The Outlast: Whisleblower DLC is story based and takes place before, during and after the core game. It begins with Waylon Park, a software engineer working with the Murkoff Corporation in Mount Massive Asylum, composing and sending the e-mail to Outlast’s main character Miles Upshur about the need to expose the Murkoff Corporation. This is the same e-mail that is read at the beginning of the core game, the one that brings Upshur to Mount Massive Asylum in the first place. Shortly after sending the e-mail, Park’s deception is discovered and he is unwillingly admitted to the asylum and forced to be exposed to the Morphogenic Engine. Before the tests go too far, the Walrider breaks free causing massive amounts of havoc and chaos. This allows Park to escape confinement, but not before he grabs a camcorder.

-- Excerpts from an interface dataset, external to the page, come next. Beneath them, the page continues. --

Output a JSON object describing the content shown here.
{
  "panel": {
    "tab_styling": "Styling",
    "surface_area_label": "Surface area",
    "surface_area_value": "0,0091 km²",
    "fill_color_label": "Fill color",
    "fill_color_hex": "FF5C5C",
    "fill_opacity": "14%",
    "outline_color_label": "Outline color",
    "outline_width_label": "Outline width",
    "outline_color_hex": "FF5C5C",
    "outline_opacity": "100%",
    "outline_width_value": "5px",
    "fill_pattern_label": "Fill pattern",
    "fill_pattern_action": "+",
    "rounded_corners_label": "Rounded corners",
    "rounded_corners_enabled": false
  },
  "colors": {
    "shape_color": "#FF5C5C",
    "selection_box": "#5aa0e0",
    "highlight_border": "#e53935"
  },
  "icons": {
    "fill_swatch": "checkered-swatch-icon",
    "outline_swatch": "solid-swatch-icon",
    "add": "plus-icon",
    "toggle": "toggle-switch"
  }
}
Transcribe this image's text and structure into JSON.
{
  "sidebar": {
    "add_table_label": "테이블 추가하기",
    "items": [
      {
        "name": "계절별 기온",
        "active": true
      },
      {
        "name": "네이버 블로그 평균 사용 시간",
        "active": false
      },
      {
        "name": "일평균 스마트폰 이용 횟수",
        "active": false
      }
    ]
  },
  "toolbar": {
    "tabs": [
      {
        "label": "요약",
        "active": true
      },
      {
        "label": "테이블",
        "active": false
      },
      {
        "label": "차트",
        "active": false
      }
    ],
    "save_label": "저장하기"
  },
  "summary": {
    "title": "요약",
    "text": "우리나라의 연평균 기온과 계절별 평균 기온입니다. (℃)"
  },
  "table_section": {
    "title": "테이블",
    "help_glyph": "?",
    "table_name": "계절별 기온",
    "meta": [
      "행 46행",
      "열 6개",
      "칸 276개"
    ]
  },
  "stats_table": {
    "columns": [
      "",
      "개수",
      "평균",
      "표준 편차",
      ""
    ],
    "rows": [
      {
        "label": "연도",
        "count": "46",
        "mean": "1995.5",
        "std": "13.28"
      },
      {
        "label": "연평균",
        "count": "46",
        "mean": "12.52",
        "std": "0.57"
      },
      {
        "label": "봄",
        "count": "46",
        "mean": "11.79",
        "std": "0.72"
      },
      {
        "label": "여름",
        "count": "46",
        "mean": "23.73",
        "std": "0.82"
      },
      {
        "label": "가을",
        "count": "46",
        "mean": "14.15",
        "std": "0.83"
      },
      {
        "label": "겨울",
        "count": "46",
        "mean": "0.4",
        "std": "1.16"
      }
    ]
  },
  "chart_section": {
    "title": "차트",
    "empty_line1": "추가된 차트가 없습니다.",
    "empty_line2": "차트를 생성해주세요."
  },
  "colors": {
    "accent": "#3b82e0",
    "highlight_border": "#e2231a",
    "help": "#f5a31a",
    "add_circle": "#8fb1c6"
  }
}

The gameplay is basically the same as it was in the core game; running away and hiding from enemies is the only way to survive. The only item that you have with you is the camcorder, which allows you to record occurrences and see in the dark via the use of night-vision. Throughout the DLC you will come across instances that will cause Park to write in his notebook, mostly to his wife Lisa about what he is going through. There are also documents to collect, as was the case in the core game, that shed light on the narrative’s bigger picture. The Whistleblower DLC features some very gruesome scenes including those involving mutilation, torture and cannibalism. This only added to the overall sense of impending doom and horror that comes along with playing this particular DLC. At one point, Park is crippled upon a fall down an elevator shaft. He limps around for the rest of the game which makes the gameplay a little more challenging than it was in the core game for a decent period of time. Due to the fact that the character is slower, you have to make more intelligent decisions since running away is next to impossible when facing a faster enemy.
Waylon Park has one goal throughout the Whistleblower DLC: To escape Mount Massive alive. He treks about various locations on his mission to escape, some of these areas will be familiar while others are completely new. Towards the beginning you find yourself in the underground lab area of the asylum but soon you venture outdoors then back into the asylum, going through new and old areas the entire way – it’s a good mix of familiarity and newness. Due to the time frame in relation to the core game we see things taking place that had already occurred or are occurring when playing as Miles Upshur. Such instances as the chapel burning down after Father Martin burns himself alive, for example.
The enemies you face are mostly new with the exception of one or two short run-ins. Throughout the first half or so Park must avoid coming across a bearded cannibal named Frank Manera. He attempts to kill Park with a buzzsaw and then eat him; it’s obviously imperative that you avoid contact with him. After leaving the general area you start in and heading outside you lose Manera for the rest of the game. The second half or so features Eddie Gluskin as the main villain. He is known for torturing and mutilating his prisoners in order to make them female so that he may “spread his seed”. Some of his victims are cut clean in half while others seem to die from massive blood loss and/or multiple stab wounds. At one point he captures Park, strips his clothes off, and attempts to cut off his genitals with a table saw. Luckily Park is saved from certain death when Gluskin is attacked by another inmate, but that is not the last of him. You spend most of the rest of the game hiding and running from Gluskin. At one point you face Chris Walker, the large antagonist from the core game, as well as the Walrider who played a part in Outlast. There are also various inmates who will try to attack Park throughout which helps to assure you that you are never safe in Mount Massive.
The DLC wraps up as the paramilitary forces arrive at the asylum to take out Miles Upshur, as was seen at the end of Outlast. Park makes his way out the front door and over to Upshur’s vehicle. At this point you see a shadowy figure leaving the asylum, which is assumed to be Miles Upshur’s Walrider-infused body, just before breaking the gates down and escaping. Park is then able to upload the incriminating information on the Murkoff Corporation, even though it leaves him and his family at risk, just before the DLC comes to a close.
Overall I found Whistleblower to be everything that I was looking for, as far as narrative DLC for Outlast is concerned. It helped to tie up the loose ends and explain more about what really happened at Mount Massive Asylum. There was enough diversity in the environments and well as in the antagonists to separate it from the core game, it felt like an extension but not a copy with a different protagonist. I’d highly recommend Whistleblower to anyone who has played through and enjoyed Outlast as it is really a gem of a DLC.
Outlast: Whistleblower is available now on the PlayStation 4 and PC for the price of $8.99.